EXTRACTED DATA:

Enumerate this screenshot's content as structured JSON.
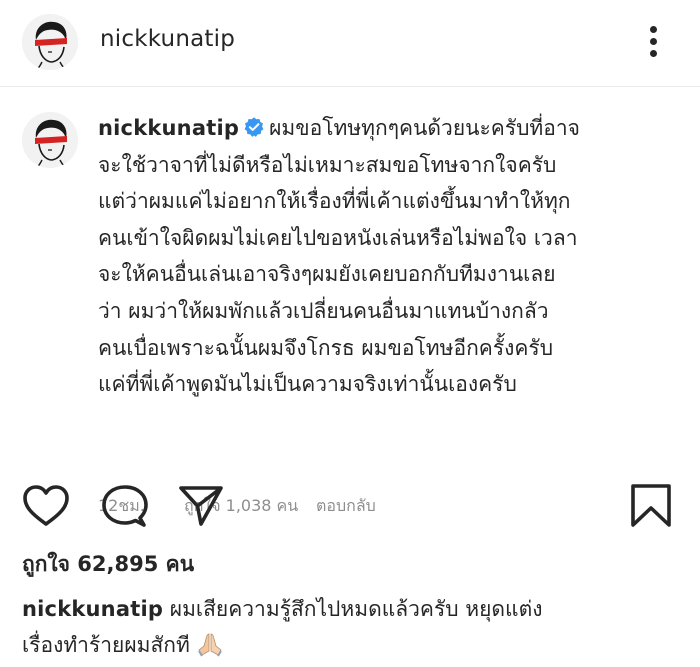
{
  "post": {
    "username": "nickkunatip"
  },
  "comment": {
    "username": "nickkunatip",
    "lines": [
      "ผมขอโทษทุกๆคนด้วยนะครับที่อาจ",
      "จะใช้วาจาที่ไม่ดีหรือไม่เหมาะสมขอโทษจากใจครับ",
      "แต่ว่าผมแค่ไม่อยากให้เรื่องที่พี่เค้าแต่งขึ้นมาทำให้ทุก",
      "คนเข้าใจผิดผมไม่เคยไปขอหนังเล่นหรือไม่พอใจ เวลา",
      "จะให้คนอื่นเล่นเอาจริงๆผมยังเคยบอกกับทีมงานเลย",
      "ว่า ผมว่าให้ผมพักแล้วเปลี่ยนคนอื่นมาแทนบ้างกลัว",
      "คนเบื่อเพราะฉนั้นผมจึงโกรธ ผมขอโทษอีกครั้งครับ",
      "แค่ที่พี่เค้าพูดมันไม่เป็นความจริงเท่านั้นเองครับ"
    ],
    "time": "12ชม.",
    "likes": "ถูกใจ 1,038 คน",
    "reply_label": "ตอบกลับ"
  },
  "likes_total": "ถูกใจ 62,895 คน",
  "caption": {
    "username": "nickkunatip",
    "lines": [
      "ผมเสียความรู้สึกไปหมดแล้วครับ หยุดแต่ง",
      "เรื่องทำร้ายผมสักที"
    ],
    "emoji": "folded-hands-icon"
  },
  "colors": {
    "text": "#262626",
    "muted": "#8e8e8e",
    "verified": "#3897f0"
  }
}
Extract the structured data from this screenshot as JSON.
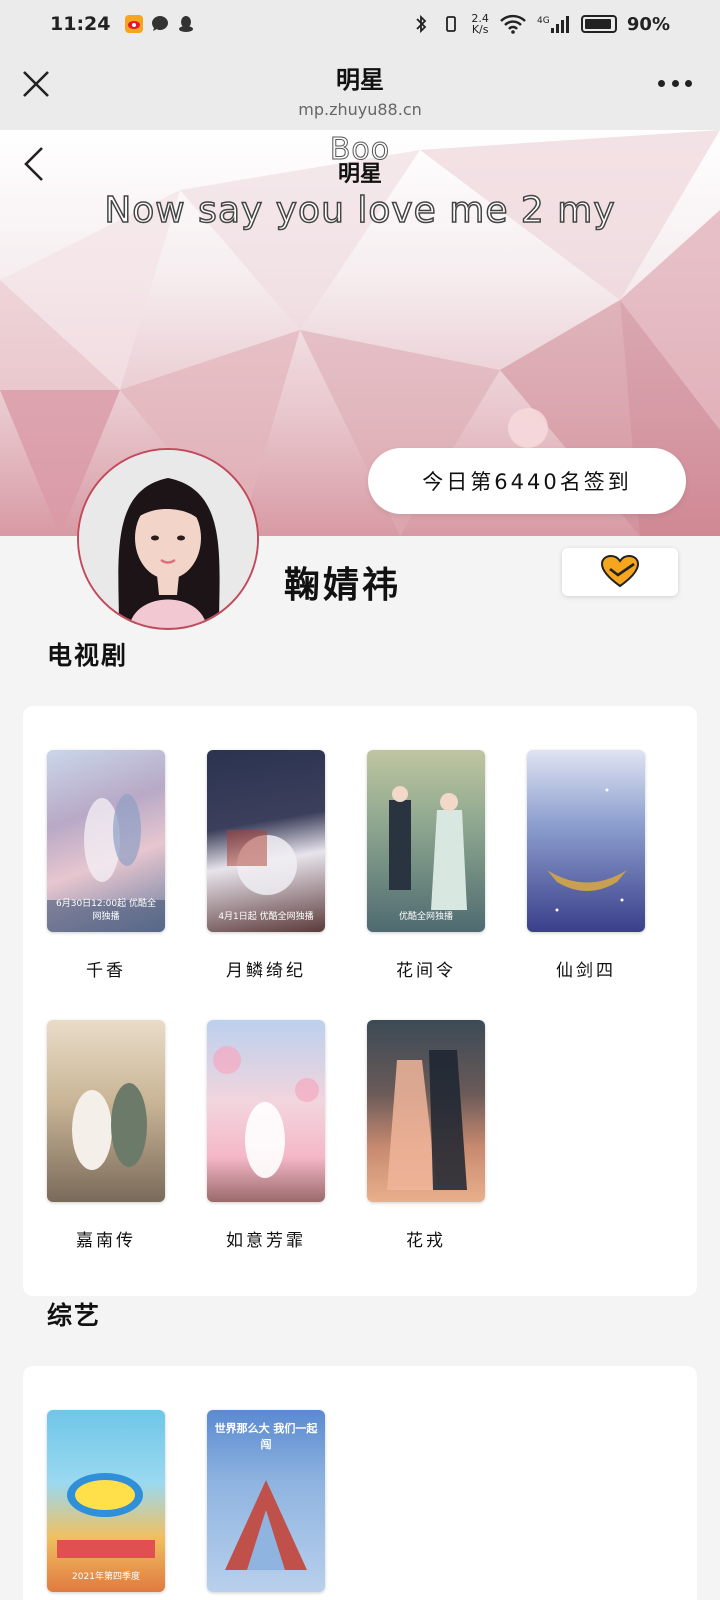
{
  "status_bar": {
    "time": "11:24",
    "net_speed_value": "2.4",
    "net_speed_unit": "K/s",
    "network": "4G",
    "battery": "90%"
  },
  "nav": {
    "title": "明星",
    "url": "mp.zhuyu88.cn"
  },
  "banner": {
    "overlay_word": "Boo",
    "page_name": "明星",
    "lyric": "Now say you love me 2 my",
    "checkin": "今日第6440名签到"
  },
  "profile": {
    "name": "鞠婧祎"
  },
  "tv_section": {
    "title": "电视剧",
    "items": [
      {
        "label": "千香",
        "poster_text": "6月30日12:00起 优酷全网独播"
      },
      {
        "label": "月鳞绮纪",
        "poster_text": "4月1日起 优酷全网独播"
      },
      {
        "label": "花间令",
        "poster_text": "优酷全网独播"
      },
      {
        "label": "仙剑四",
        "poster_text": ""
      },
      {
        "label": "嘉南传",
        "poster_text": ""
      },
      {
        "label": "如意芳霏",
        "poster_text": ""
      },
      {
        "label": "花戎",
        "poster_text": ""
      }
    ]
  },
  "variety_section": {
    "title": "综艺",
    "items": [
      {
        "label": "",
        "poster_text": "2021年第四季度"
      },
      {
        "label": "",
        "poster_text": "世界那么大 我们一起闯"
      }
    ]
  },
  "colors": {
    "banner_pink": "#d89aa4",
    "avatar_border": "#c24a5a",
    "heart_orange": "#f5a51e"
  }
}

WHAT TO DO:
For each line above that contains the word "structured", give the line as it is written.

EXPECTED ANSWER:
Enumerate this screenshot's content as structured JSON.
Extract the structured data from this screenshot as JSON.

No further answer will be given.